### Task prompt
Present the count of lines in the entries below that hold "Recording", and present nothing else.
########
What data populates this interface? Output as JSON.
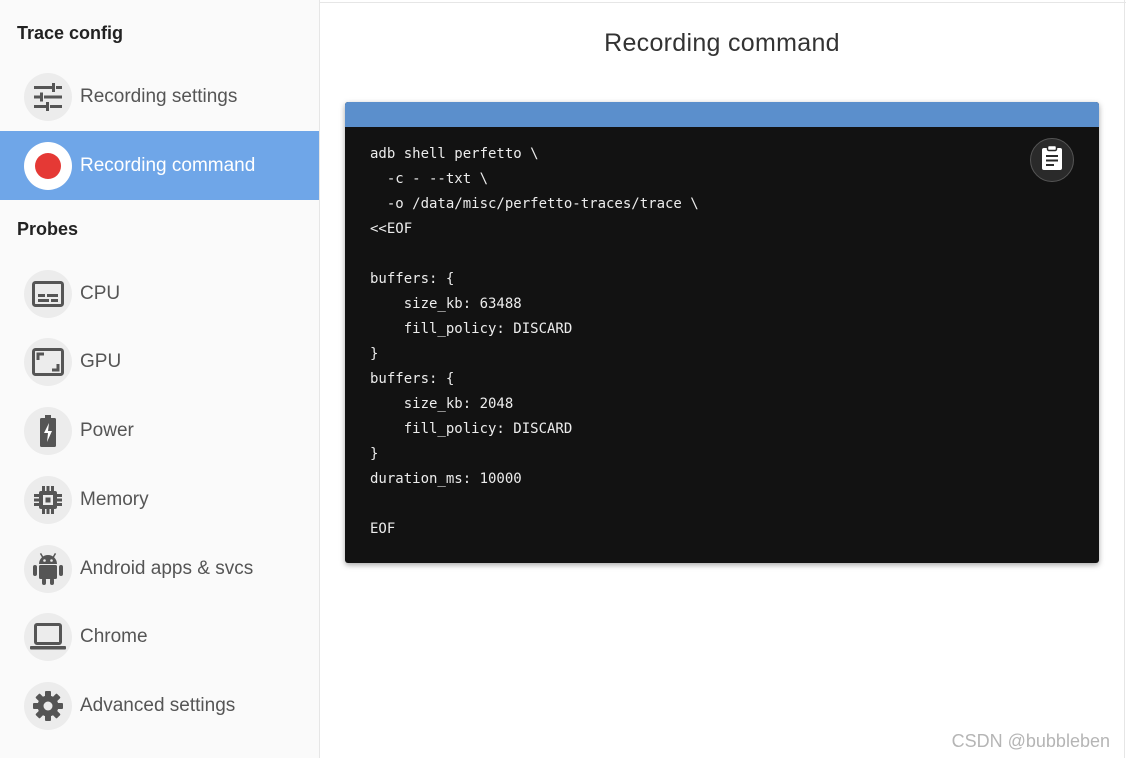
{
  "sidebar": {
    "trace_config_title": "Trace config",
    "probes_title": "Probes",
    "config_items": [
      {
        "label": "Recording settings",
        "icon": "tune-icon"
      },
      {
        "label": "Recording command",
        "icon": "record-icon",
        "active": true
      }
    ],
    "probe_items": [
      {
        "label": "CPU",
        "icon": "cpu-icon"
      },
      {
        "label": "GPU",
        "icon": "gpu-icon"
      },
      {
        "label": "Power",
        "icon": "battery-icon"
      },
      {
        "label": "Memory",
        "icon": "memory-chip-icon"
      },
      {
        "label": "Android apps & svcs",
        "icon": "android-icon"
      },
      {
        "label": "Chrome",
        "icon": "laptop-icon"
      },
      {
        "label": "Advanced settings",
        "icon": "gear-icon"
      }
    ]
  },
  "main": {
    "title": "Recording command",
    "command": "adb shell perfetto \\\n  -c - --txt \\\n  -o /data/misc/perfetto-traces/trace \\\n<<EOF\n\nbuffers: {\n    size_kb: 63488\n    fill_policy: DISCARD\n}\nbuffers: {\n    size_kb: 2048\n    fill_policy: DISCARD\n}\nduration_ms: 10000\n\nEOF",
    "copy_icon": "clipboard-icon"
  },
  "watermark": "CSDN @bubbleben",
  "colors": {
    "active_bg": "#6fa6e8",
    "code_header": "#5b8fcc",
    "code_bg": "#121212",
    "record_dot": "#e53935"
  }
}
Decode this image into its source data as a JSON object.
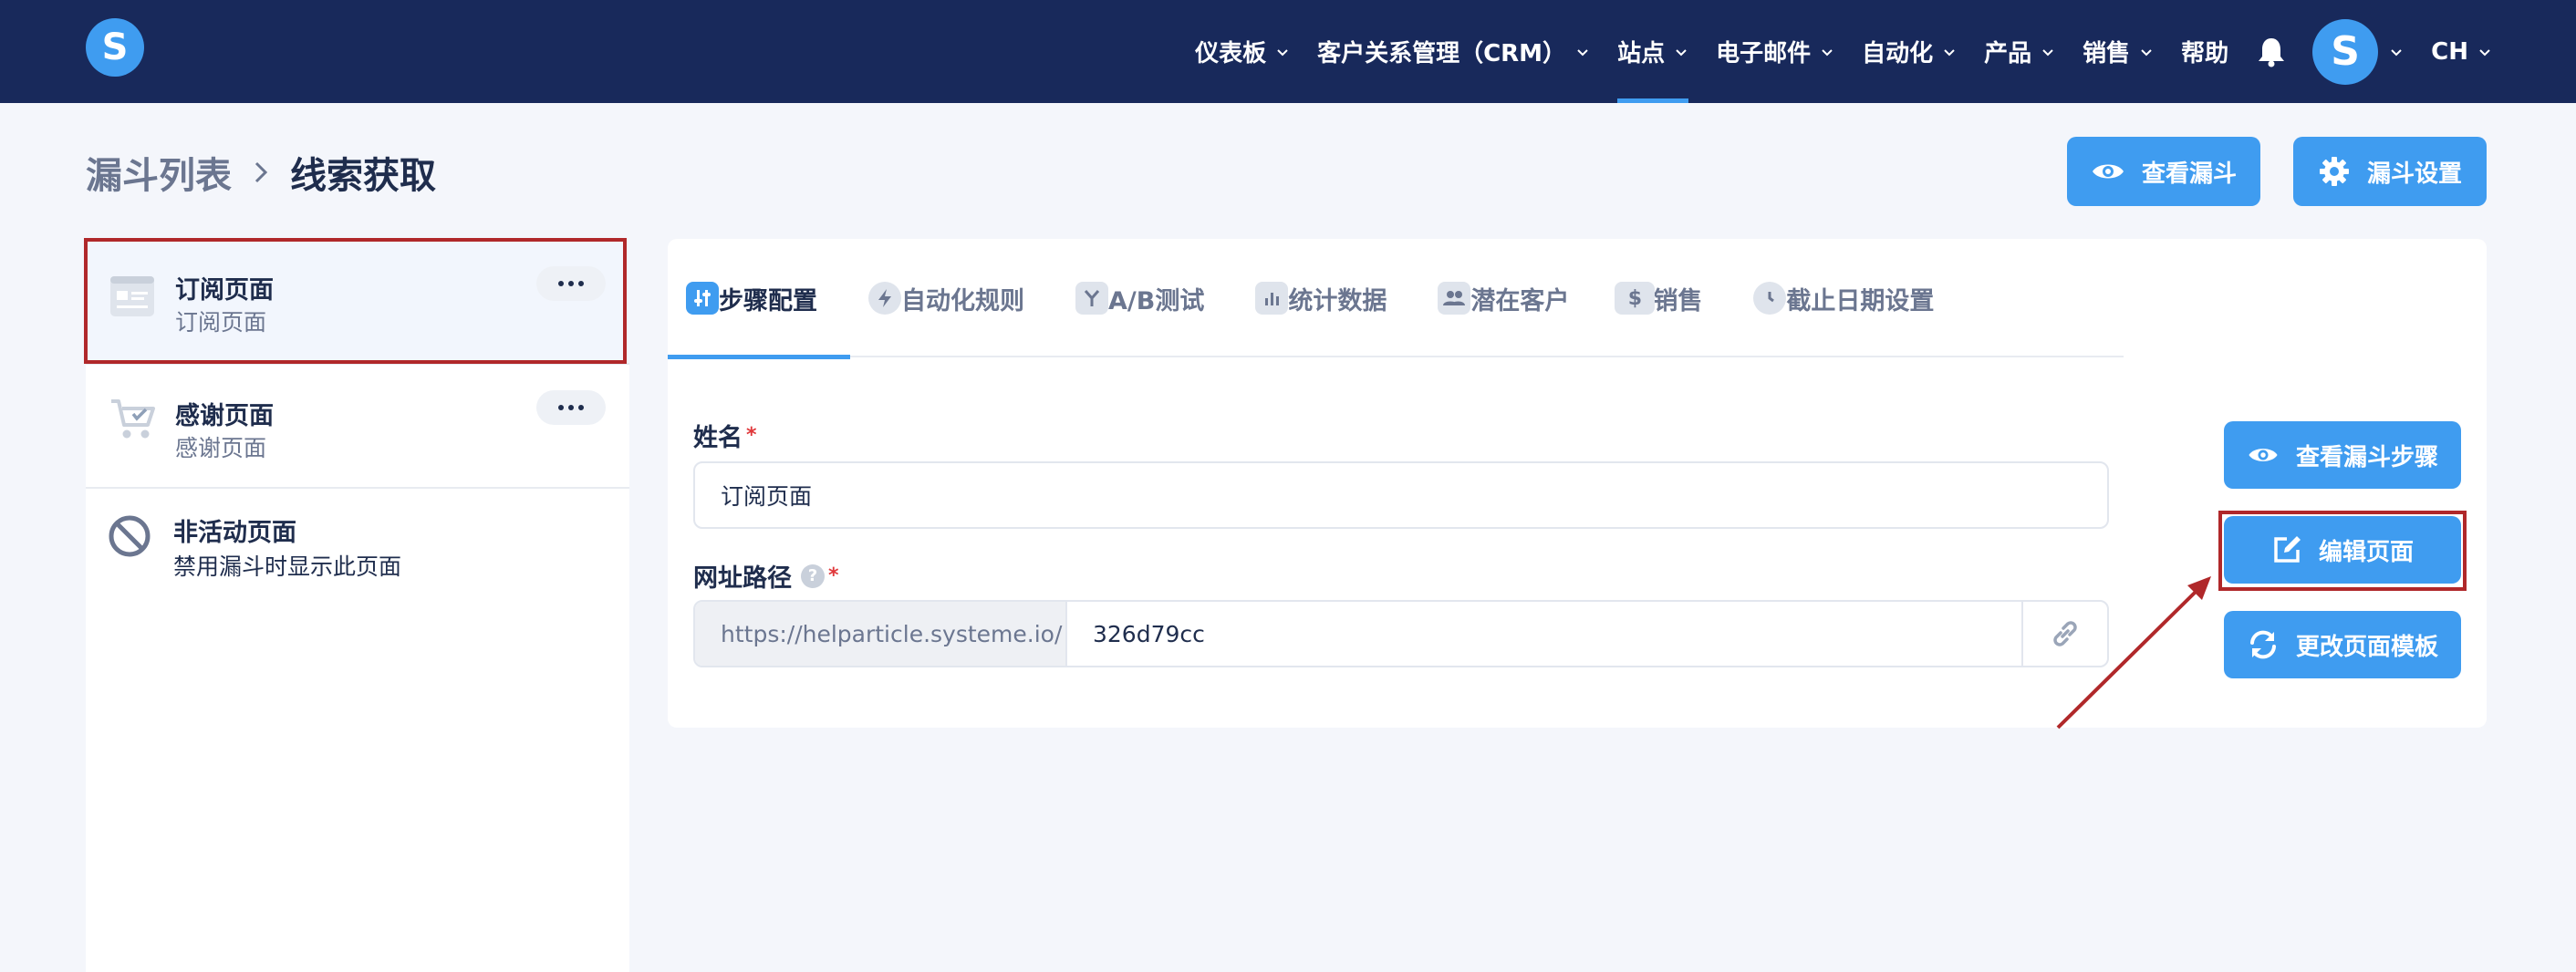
{
  "nav": {
    "logo_letter": "S",
    "items": [
      {
        "label": "仪表板",
        "chevron": true
      },
      {
        "label": "客户关系管理（CRM）",
        "chevron": true
      },
      {
        "label": "站点",
        "chevron": true,
        "active": true
      },
      {
        "label": "电子邮件",
        "chevron": true
      },
      {
        "label": "自动化",
        "chevron": true
      },
      {
        "label": "产品",
        "chevron": true
      },
      {
        "label": "销售",
        "chevron": true
      },
      {
        "label": "帮助",
        "chevron": false
      }
    ],
    "avatar_letter": "S",
    "language": "CH",
    "icons": [
      "bell-icon",
      "chevron-down-icon"
    ]
  },
  "breadcrumb": {
    "root": "漏斗列表",
    "current": "线索获取"
  },
  "header_buttons": {
    "view_funnel": "查看漏斗",
    "funnel_settings": "漏斗设置"
  },
  "pages": [
    {
      "title": "订阅页面",
      "subtitle": "订阅页面",
      "icon": "page-layout-icon",
      "selected": true
    },
    {
      "title": "感谢页面",
      "subtitle": "感谢页面",
      "icon": "cart-check-icon",
      "selected": false
    },
    {
      "title": "非活动页面",
      "subtitle": "禁用漏斗时显示此页面",
      "icon": "ban-icon",
      "selected": false
    }
  ],
  "tabs": [
    {
      "label": "步骤配置",
      "icon": "sliders-icon",
      "active": true
    },
    {
      "label": "自动化规则",
      "icon": "bolt-icon"
    },
    {
      "label": "A/B测试",
      "icon": "split-icon"
    },
    {
      "label": "统计数据",
      "icon": "bar-chart-icon"
    },
    {
      "label": "潜在客户",
      "icon": "users-icon"
    },
    {
      "label": "销售",
      "icon": "dollar-icon"
    },
    {
      "label": "截止日期设置",
      "icon": "clock-icon"
    }
  ],
  "form": {
    "name_label": "姓名",
    "name_value": "订阅页面",
    "path_label": "网址路径",
    "help_mark": "?",
    "required_mark": "*",
    "url_prefix": "https://helparticle.systeme.io/",
    "url_slug": "326d79cc"
  },
  "side_buttons": {
    "view_step": "查看漏斗步骤",
    "edit_page": "编辑页面",
    "change_template": "更改页面模板"
  },
  "colors": {
    "nav_bg": "#18295b",
    "accent": "#3f9cf0",
    "highlight": "#b0282a"
  }
}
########
### Answer below
3